Can You Make it to the Olympics

Have the words “Don’t you want to grow up big and strong?” ever left your lips? Were you caught in a moment of shock sitting at your own dinner table immediately after, not believing your own parents had the magical ability to speak through you like that? The whole spiel, diet and exercise, has been ingrained in Americans’ heads for generations. It isn’t going away. Whether the old cliche inspires your kids to eat their vegetables or not, these are the things we all must do to stay fit. We’ll leave it to you to regulate your family’s menu. But if you need a couple of ideas for getting ‘em to run around, read on.

Plan a trip to Freeport on Saturday, August 19, where from 10 a.m. to 4 p.m. our friends at L.L. Bean (95 Main St) are hosting a Kids’ Get Out & Play Day for the express purpose of getting children moving and breathing outdoor air. Bean staff, along with members of local Boy Scout troops, will facilitate a mountain-bike skills test course, slack-lining, and a host of other physical activities. Plus, exercise their young minds, as well, since the Happy Camper Book Fair with Scholastic will be there with tables full of books. Admission is free to all. Check out the website at .
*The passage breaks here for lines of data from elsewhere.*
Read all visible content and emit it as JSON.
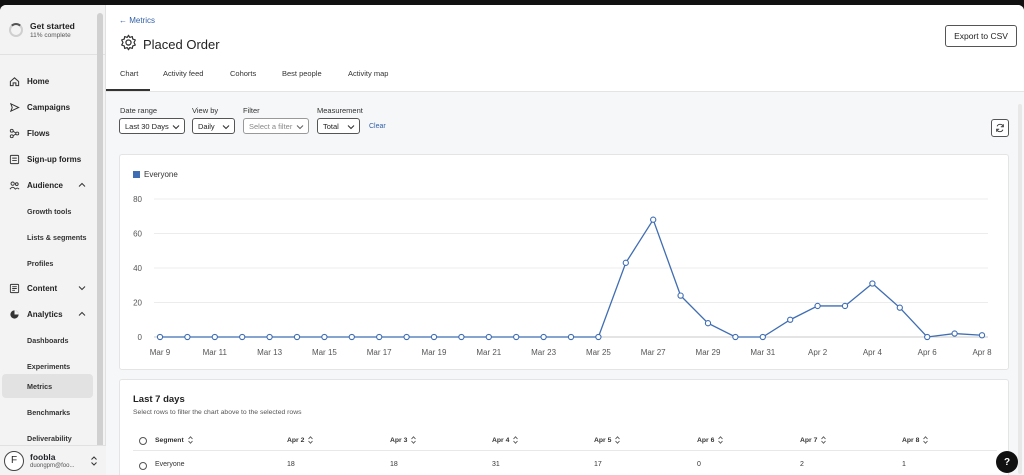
{
  "sidebar": {
    "get_started": {
      "title": "Get started",
      "subtitle": "11% complete"
    },
    "items": [
      {
        "label": "Home",
        "icon": "home-icon"
      },
      {
        "label": "Campaigns",
        "icon": "send-icon"
      },
      {
        "label": "Flows",
        "icon": "flow-icon"
      },
      {
        "label": "Sign-up forms",
        "icon": "form-icon"
      },
      {
        "label": "Audience",
        "icon": "audience-icon"
      },
      {
        "label": "Growth tools"
      },
      {
        "label": "Lists & segments"
      },
      {
        "label": "Profiles"
      },
      {
        "label": "Content",
        "icon": "content-icon"
      },
      {
        "label": "Analytics",
        "icon": "analytics-icon"
      },
      {
        "label": "Dashboards"
      },
      {
        "label": "Experiments"
      },
      {
        "label": "Metrics"
      },
      {
        "label": "Benchmarks"
      },
      {
        "label": "Deliverability"
      }
    ],
    "active": "Metrics",
    "user": {
      "initial": "F",
      "name": "foobla",
      "email": "duongpm@foo..."
    }
  },
  "header": {
    "back_label": "← Metrics",
    "title": "Placed Order",
    "export_label": "Export to CSV",
    "tabs": [
      "Chart",
      "Activity feed",
      "Cohorts",
      "Best people",
      "Activity map"
    ],
    "active_tab": "Chart"
  },
  "filters": {
    "date_range": {
      "label": "Date range",
      "value": "Last 30 Days"
    },
    "view_by": {
      "label": "View by",
      "value": "Daily"
    },
    "filter": {
      "label": "Filter",
      "placeholder": "Select a filter"
    },
    "measurement": {
      "label": "Measurement",
      "value": "Total"
    },
    "clear_label": "Clear"
  },
  "chart_data": {
    "type": "line",
    "series": [
      {
        "name": "Everyone",
        "values": [
          0,
          0,
          0,
          0,
          0,
          0,
          0,
          0,
          0,
          0,
          0,
          0,
          0,
          0,
          0,
          0,
          0,
          43,
          68,
          24,
          8,
          0,
          0,
          10,
          18,
          18,
          31,
          17,
          0,
          2,
          1
        ]
      }
    ],
    "x": [
      "Mar 9",
      "Mar 10",
      "Mar 11",
      "Mar 12",
      "Mar 13",
      "Mar 14",
      "Mar 15",
      "Mar 16",
      "Mar 17",
      "Mar 18",
      "Mar 19",
      "Mar 20",
      "Mar 21",
      "Mar 22",
      "Mar 23",
      "Mar 24",
      "Mar 25",
      "Mar 26",
      "Mar 27",
      "Mar 28",
      "Mar 29",
      "Mar 30",
      "Mar 31",
      "Apr 1",
      "Apr 2",
      "Apr 3",
      "Apr 4",
      "Apr 5",
      "Apr 6",
      "Apr 7",
      "Apr 8"
    ],
    "x_tick_labels": [
      "Mar 9",
      "Mar 11",
      "Mar 13",
      "Mar 15",
      "Mar 17",
      "Mar 19",
      "Mar 21",
      "Mar 23",
      "Mar 25",
      "Mar 27",
      "Mar 29",
      "Mar 31",
      "Apr 2",
      "Apr 4",
      "Apr 6",
      "Apr 8"
    ],
    "y_ticks": [
      0,
      20,
      40,
      60,
      80
    ],
    "ylim": [
      0,
      80
    ],
    "grid": true,
    "legend": "top-left",
    "color": "#3f6db3"
  },
  "table": {
    "title": "Last 7 days",
    "subtitle": "Select rows to filter the chart above to the selected rows",
    "headers": [
      "Segment",
      "Apr 2",
      "Apr 3",
      "Apr 4",
      "Apr 5",
      "Apr 6",
      "Apr 7",
      "Apr 8"
    ],
    "rows": [
      [
        "Everyone",
        "18",
        "18",
        "31",
        "17",
        "0",
        "2",
        "1"
      ]
    ]
  },
  "help_label": "?"
}
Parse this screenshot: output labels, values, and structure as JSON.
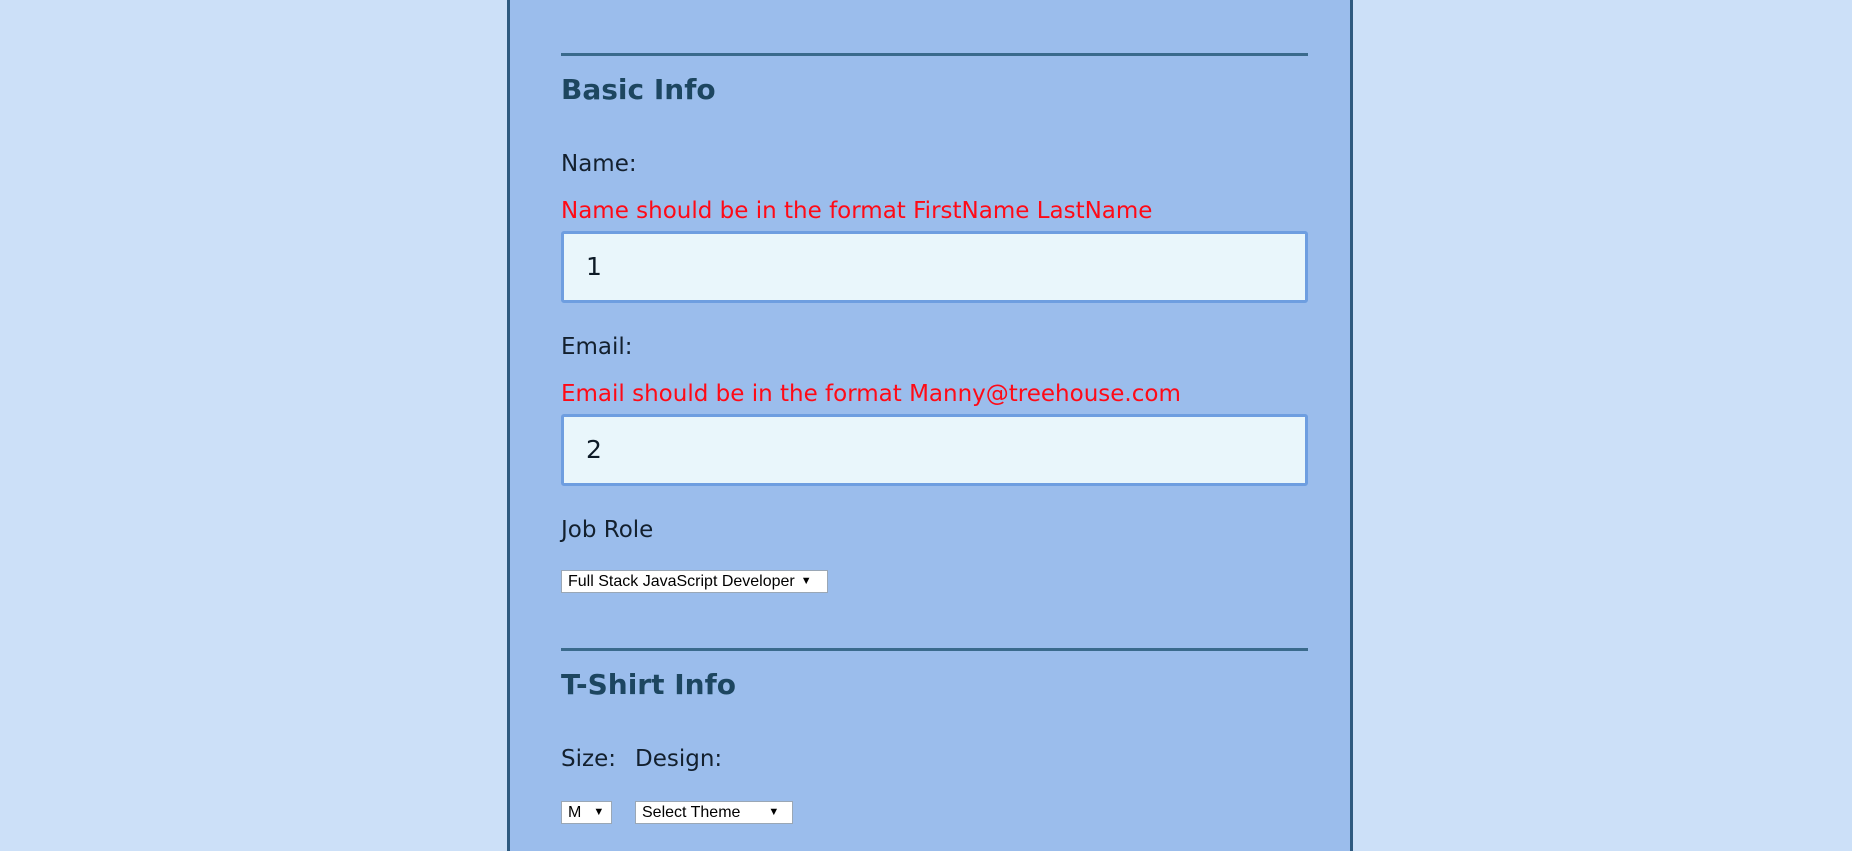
{
  "basic_info": {
    "title": "Basic Info",
    "name_label": "Name:",
    "name_error": "Name should be in the format FirstName LastName",
    "name_value": "1",
    "email_label": "Email:",
    "email_error": "Email should be in the format Manny@treehouse.com",
    "email_value": "2",
    "job_role_label": "Job Role",
    "job_role_selected": "Full Stack JavaScript Developer"
  },
  "tshirt_info": {
    "title": "T-Shirt Info",
    "size_label": "Size:",
    "size_selected": "M",
    "design_label": "Design:",
    "design_selected": "Select Theme"
  },
  "icons": {
    "dropdown_arrow": "chevron-down-icon"
  },
  "colors": {
    "page_background": "#cce0f8",
    "form_background": "#9bbdec",
    "error_text": "#ff0a16",
    "heading_text": "#1d4660",
    "input_background": "#e9f6fb",
    "input_border": "#6e9ee0"
  }
}
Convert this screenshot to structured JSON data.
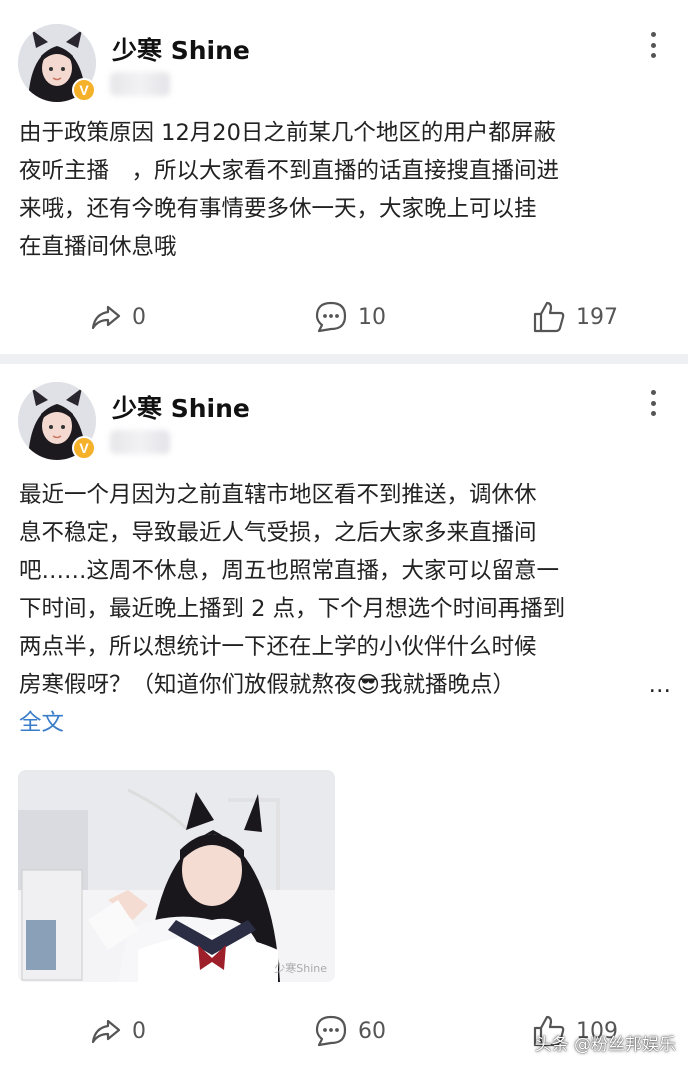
{
  "posts": [
    {
      "author": "少寒 Shine",
      "verified_badge": "V",
      "text_lines": [
        "由于政策原因 12月20日之前某几个地区的用户都屏蔽",
        "夜听主播　，所以大家看不到直播的话直接搜直播间进",
        "来哦，还有今晚有事情要多休一天，大家晚上可以挂",
        "在直播间休息哦"
      ],
      "actions": {
        "share": "0",
        "comment": "10",
        "like": "197"
      }
    },
    {
      "author": "少寒 Shine",
      "verified_badge": "V",
      "text_lines": [
        "最近一个月因为之前直辖市地区看不到推送，调休休",
        "息不稳定，导致最近人气受损，之后大家多来直播间",
        "吧……这周不休息，周五也照常直播，大家可以留意一",
        "下时间，最近晚上播到 2 点，下个月想选个时间再播到",
        "两点半，所以想统计一下还在上学的小伙伴什么时候",
        "房寒假呀？（知道你们放假就熬夜😎我就播晚点）"
      ],
      "ellipsis": "…",
      "full_text_link": "全文",
      "image_watermark": "少寒Shine",
      "actions": {
        "share": "0",
        "comment": "60",
        "like": "109"
      }
    }
  ],
  "watermark": "头条 @粉丝邦娱乐",
  "icons": {
    "share": "share-icon",
    "comment": "comment-icon",
    "like": "thumbs-up-icon",
    "more": "more-vertical-icon"
  },
  "colors": {
    "link": "#3a7dc9",
    "badge": "#f5b12a",
    "divider": "#eef0f4"
  }
}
Also, throughout the weekend (Friday, Saturday and Sunday from 8 a.m. to 5 p.m.) the 34th Annual Beach Olympics will take place at Palace Playland and the Town Square in downtown Old Orchard Beach. This event is also free, festivities to include games and fun, family-friendly competitions such as the opening ceremony, live music, a silent auction, and more. All activities and events benefit Special Olympics Maine. Bonus points for the one who spots the most Speedos on tourists on the beach on the way back to the car. Grab the rest of summer and wear out those rugrats.

  • Published in Kids
Subscribe to this RSS feed